START Extracted information

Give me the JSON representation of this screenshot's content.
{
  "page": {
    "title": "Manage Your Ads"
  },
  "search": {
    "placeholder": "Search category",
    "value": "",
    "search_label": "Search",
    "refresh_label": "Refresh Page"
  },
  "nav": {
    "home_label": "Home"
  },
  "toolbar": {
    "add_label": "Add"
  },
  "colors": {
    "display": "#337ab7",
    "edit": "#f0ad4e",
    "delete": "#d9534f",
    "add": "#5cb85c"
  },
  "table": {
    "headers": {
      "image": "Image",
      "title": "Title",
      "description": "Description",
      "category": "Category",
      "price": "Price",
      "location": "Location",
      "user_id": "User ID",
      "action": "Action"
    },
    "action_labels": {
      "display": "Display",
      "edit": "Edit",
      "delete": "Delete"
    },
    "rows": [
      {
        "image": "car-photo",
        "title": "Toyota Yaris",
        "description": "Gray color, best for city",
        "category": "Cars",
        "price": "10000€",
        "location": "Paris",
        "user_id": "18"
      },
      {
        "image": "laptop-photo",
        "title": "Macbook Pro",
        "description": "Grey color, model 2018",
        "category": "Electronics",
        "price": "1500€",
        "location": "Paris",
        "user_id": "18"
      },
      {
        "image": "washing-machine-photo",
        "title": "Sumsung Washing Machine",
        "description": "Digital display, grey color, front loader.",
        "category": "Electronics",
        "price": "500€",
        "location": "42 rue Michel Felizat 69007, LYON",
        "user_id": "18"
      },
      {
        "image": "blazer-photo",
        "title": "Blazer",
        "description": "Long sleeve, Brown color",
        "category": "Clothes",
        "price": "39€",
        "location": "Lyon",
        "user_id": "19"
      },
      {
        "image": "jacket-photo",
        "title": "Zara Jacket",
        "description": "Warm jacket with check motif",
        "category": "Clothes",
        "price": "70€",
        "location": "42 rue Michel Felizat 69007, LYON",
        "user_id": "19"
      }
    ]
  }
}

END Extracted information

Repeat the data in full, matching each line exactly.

Give me the JSON representation of this screenshot's content.
{
  "page": {
    "title": "Manage Your Ads"
  },
  "search": {
    "placeholder": "Search category",
    "value": "",
    "search_label": "Search",
    "refresh_label": "Refresh Page"
  },
  "nav": {
    "home_label": "Home"
  },
  "toolbar": {
    "add_label": "Add"
  },
  "colors": {
    "display": "#337ab7",
    "edit": "#f0ad4e",
    "delete": "#d9534f",
    "add": "#5cb85c"
  },
  "table": {
    "headers": {
      "image": "Image",
      "title": "Title",
      "description": "Description",
      "category": "Category",
      "price": "Price",
      "location": "Location",
      "user_id": "User ID",
      "action": "Action"
    },
    "action_labels": {
      "display": "Display",
      "edit": "Edit",
      "delete": "Delete"
    },
    "rows": [
      {
        "image": "car-photo",
        "title": "Toyota Yaris",
        "description": "Gray color, best for city",
        "category": "Cars",
        "price": "10000€",
        "location": "Paris",
        "user_id": "18"
      },
      {
        "image": "laptop-photo",
        "title": "Macbook Pro",
        "description": "Grey color, model 2018",
        "category": "Electronics",
        "price": "1500€",
        "location": "Paris",
        "user_id": "18"
      },
      {
        "image": "washing-machine-photo",
        "title": "Sumsung Washing Machine",
        "description": "Digital display, grey color, front loader.",
        "category": "Electronics",
        "price": "500€",
        "location": "42 rue Michel Felizat 69007, LYON",
        "user_id": "18"
      },
      {
        "image": "blazer-photo",
        "title": "Blazer",
        "description": "Long sleeve, Brown color",
        "category": "Clothes",
        "price": "39€",
        "location": "Lyon",
        "user_id": "19"
      },
      {
        "image": "jacket-photo",
        "title": "Zara Jacket",
        "description": "Warm jacket with check motif",
        "category": "Clothes",
        "price": "70€",
        "location": "42 rue Michel Felizat 69007, LYON",
        "user_id": "19"
      }
    ]
  }
}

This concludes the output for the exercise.